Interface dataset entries
========

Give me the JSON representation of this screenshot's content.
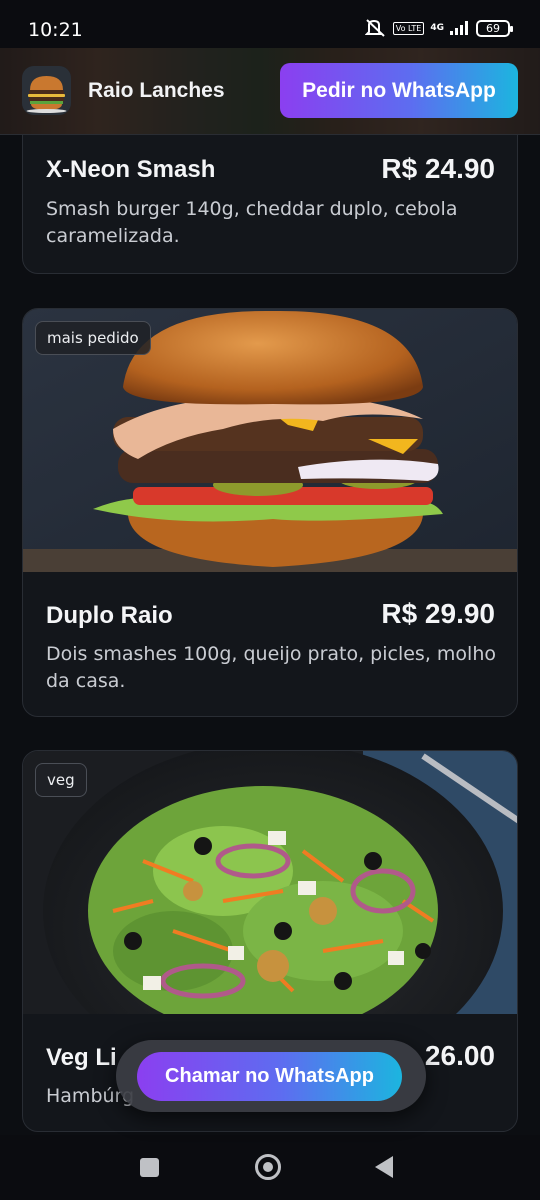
{
  "status_bar": {
    "time": "10:21",
    "network": "4G",
    "volte": "Vo LTE",
    "battery": "69",
    "icons": [
      "mute-icon",
      "volte-icon",
      "signal-icon",
      "battery-icon"
    ]
  },
  "header": {
    "brand": "Raio Lanches",
    "order_button": "Pedir no WhatsApp",
    "logo_icon": "burger-logo-icon"
  },
  "menu": {
    "items": [
      {
        "name": "X-Neon Smash",
        "price": "R$ 24.90",
        "description": "Smash burger 140g, cheddar duplo, cebola caramelizada.",
        "tag": "",
        "image": "burger-photo"
      },
      {
        "name": "Duplo Raio",
        "price": "R$ 29.90",
        "description": "Dois smashes 100g, queijo prato, picles, molho da casa.",
        "tag": "mais pedido",
        "image": "double-burger-photo"
      },
      {
        "name": "Veg Li",
        "price": "26.00",
        "description": "Hambúrg",
        "tag": "veg",
        "image": "salad-photo"
      }
    ]
  },
  "floating_button": {
    "label": "Chamar no WhatsApp"
  },
  "colors": {
    "accent_start": "#8b3ff0",
    "accent_end": "#1cb5df",
    "background": "#0c0e12",
    "card": "#13161b"
  }
}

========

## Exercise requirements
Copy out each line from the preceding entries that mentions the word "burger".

## Output for this task
    "logo_icon": "burger-logo-icon"
        "description": "Smash burger 140g, cheddar duplo, cebola caramelizada.",
        "image": "burger-photo"
        "image": "double-burger-photo"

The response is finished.